*Problem requirements*. Repeat each record word for word.

━━━━━ Study material

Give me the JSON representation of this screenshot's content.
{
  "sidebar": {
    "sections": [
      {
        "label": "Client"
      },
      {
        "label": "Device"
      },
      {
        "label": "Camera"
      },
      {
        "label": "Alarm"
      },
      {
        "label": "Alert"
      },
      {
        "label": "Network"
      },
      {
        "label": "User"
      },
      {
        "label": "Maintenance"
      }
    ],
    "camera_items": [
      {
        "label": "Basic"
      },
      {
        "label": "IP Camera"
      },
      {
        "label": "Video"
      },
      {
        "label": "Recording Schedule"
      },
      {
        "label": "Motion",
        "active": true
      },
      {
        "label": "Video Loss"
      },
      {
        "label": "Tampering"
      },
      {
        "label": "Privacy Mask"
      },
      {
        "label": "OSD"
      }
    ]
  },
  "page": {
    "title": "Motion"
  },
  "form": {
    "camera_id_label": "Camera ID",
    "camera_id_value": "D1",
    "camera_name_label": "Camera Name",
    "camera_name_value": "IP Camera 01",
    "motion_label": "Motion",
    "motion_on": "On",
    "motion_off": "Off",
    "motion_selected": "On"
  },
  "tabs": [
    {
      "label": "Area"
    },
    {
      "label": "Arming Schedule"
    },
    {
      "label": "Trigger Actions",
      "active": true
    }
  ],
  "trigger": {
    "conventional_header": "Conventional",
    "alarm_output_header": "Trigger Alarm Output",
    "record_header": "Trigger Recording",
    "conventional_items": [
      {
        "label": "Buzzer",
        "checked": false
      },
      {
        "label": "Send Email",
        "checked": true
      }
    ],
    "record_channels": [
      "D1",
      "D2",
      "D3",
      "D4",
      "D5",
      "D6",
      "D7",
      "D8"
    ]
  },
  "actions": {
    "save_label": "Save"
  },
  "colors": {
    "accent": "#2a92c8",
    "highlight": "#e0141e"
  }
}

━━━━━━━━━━

*Exercise answer*.
Give me the JSON representation of this screenshot's content.
{
  "sidebar": {
    "sections": [
      {
        "label": "Client"
      },
      {
        "label": "Device"
      },
      {
        "label": "Camera"
      },
      {
        "label": "Alarm"
      },
      {
        "label": "Alert"
      },
      {
        "label": "Network"
      },
      {
        "label": "User"
      },
      {
        "label": "Maintenance"
      }
    ],
    "camera_items": [
      {
        "label": "Basic"
      },
      {
        "label": "IP Camera"
      },
      {
        "label": "Video"
      },
      {
        "label": "Recording Schedule"
      },
      {
        "label": "Motion",
        "active": true
      },
      {
        "label": "Video Loss"
      },
      {
        "label": "Tampering"
      },
      {
        "label": "Privacy Mask"
      },
      {
        "label": "OSD"
      }
    ]
  },
  "page": {
    "title": "Motion"
  },
  "form": {
    "camera_id_label": "Camera ID",
    "camera_id_value": "D1",
    "camera_name_label": "Camera Name",
    "camera_name_value": "IP Camera 01",
    "motion_label": "Motion",
    "motion_on": "On",
    "motion_off": "Off",
    "motion_selected": "On"
  },
  "tabs": [
    {
      "label": "Area"
    },
    {
      "label": "Arming Schedule"
    },
    {
      "label": "Trigger Actions",
      "active": true
    }
  ],
  "trigger": {
    "conventional_header": "Conventional",
    "alarm_output_header": "Trigger Alarm Output",
    "record_header": "Trigger Recording",
    "conventional_items": [
      {
        "label": "Buzzer",
        "checked": false
      },
      {
        "label": "Send Email",
        "checked": true
      }
    ],
    "record_channels": [
      "D1",
      "D2",
      "D3",
      "D4",
      "D5",
      "D6",
      "D7",
      "D8"
    ]
  },
  "actions": {
    "save_label": "Save"
  },
  "colors": {
    "accent": "#2a92c8",
    "highlight": "#e0141e"
  }
}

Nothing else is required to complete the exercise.